Concerning safe areas in the western U.S.: one or two of those moving graphics of the world based on the ZetaTalk prediction show where the continents will be positioned after the pole shift. This is absolutely important for determin future safe areas.
The new position of the U.S. will be at apporximately the same distance from the equator as now. However, the earth plate that it now sits on, will turn around counter-clockwise about 90 degrees. This means that the westerncoast (which currently runs north to south) will, in the future, be positioned parallel to the equator, aligned west to east. The Sierra and Rocky Mountains will also run parallel to the equator, or west to east.
After the pole shift, and once the 12th Planet has moved out of close contact with the earth, our planet will resume it's rotation. I think it is reasonable to believe that it will turn in the same direction it was going before the 12th came for a visit. Also, the jet stream will be blowing from west to east, as it is now.

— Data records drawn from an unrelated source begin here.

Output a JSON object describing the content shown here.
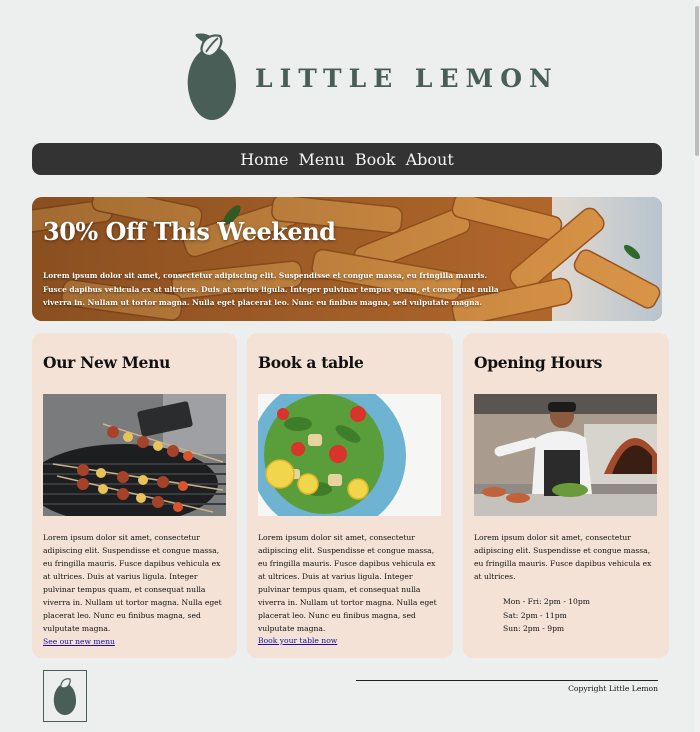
{
  "brand": {
    "name": "LITTLE LEMON",
    "color": "#495e57"
  },
  "nav": {
    "items": [
      "Home",
      "Menu",
      "Book",
      "About"
    ],
    "background": "#333333"
  },
  "hero": {
    "title": "30% Off This Weekend",
    "text": "Lorem ipsum dolor sit amet, consectetur adipiscing elit. Suspendisse et congue massa, eu fringilla mauris. Fusce dapibus vehicula ex at ultrices. Duis at varius ligula. Integer pulvinar tempus quam, et consequat nulla viverra in. Nullam ut tortor magna. Nulla eget placerat leo. Nunc eu finibus magna, sed vulputate magna."
  },
  "cards": [
    {
      "title": "Our New Menu",
      "image": "grilled-skewers-image",
      "body": "Lorem ipsum dolor sit amet, consectetur adipiscing elit. Suspendisse et congue massa, eu fringilla mauris. Fusce dapibus vehicula ex at ultrices. Duis at varius ligula. Integer pulvinar tempus quam, et consequat nulla viverra in. Nullam ut tortor magna. Nulla eget placerat leo. Nunc eu finibus magna, sed vulputate magna.",
      "link": "See our new menu"
    },
    {
      "title": "Book a table",
      "image": "salad-plate-image",
      "body": "Lorem ipsum dolor sit amet, consectetur adipiscing elit. Suspendisse et congue massa, eu fringilla mauris. Fusce dapibus vehicula ex at ultrices. Duis at varius ligula. Integer pulvinar tempus quam, et consequat nulla viverra in. Nullam ut tortor magna. Nulla eget placerat leo. Nunc eu finibus magna, sed vulputate magna.",
      "link": "Book your table now"
    },
    {
      "title": "Opening Hours",
      "image": "chef-cooking-image",
      "body": "Lorem ipsum dolor sit amet, consectetur adipiscing elit. Suspendisse et congue massa, eu fringilla mauris. Fusce dapibus vehicula ex at ultrices.",
      "hours": [
        "Mon - Fri: 2pm - 10pm",
        "Sat: 2pm - 11pm",
        "Sun: 2pm - 9pm"
      ]
    }
  ],
  "footer": {
    "copyright": "Copyright Little Lemon",
    "logo": "lemon-icon"
  },
  "colors": {
    "page_background": "#edeeee",
    "card_background": "#f3e2d5",
    "link": "#1a0dab"
  }
}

This means, in relation to the new position of the continental U.S., the jet stream will be blowing parallel to the Sierra and Rocky Mountain chains (right now it blows perpendicular to them). Also, remember that our west coast volcanos (Mt. Lassen, Mt. Shasta, Mt. St. Helens, etc.) will be going crazy after the pole shift, and will dump a zillion tons of ash for many years on areas down wind. This ash will go up into the air and be carried eastward on the jet stream. So, the entire Washington, Oregon and California areas will not only be devastated by earth plate collision, but also by thick, dark skies and mountains of ash, as their new positions will be in directline of the volcanoes. The volcanic ash will be blowing parallel to the Seirras and Rocky mountains, in their future west-to-east position.
After the pole shift, and when the volcanoes are erupting, I think the Rocky Mountain chain will be a buffer zone for most of the ash - the ash will follow the coastal areas as it rides eastward on the jet stream, but there will be no natural wind currents to bring the ash up and over the new position of the Rockies, into the land that will lie north of that mountain chain.
This is why I believe that a good safe place will be out in the rolling landscape, 50 to 100 miles to what is now east of the Rockies. The area of southern Colorado, or north New Mexico seems to be most ideal.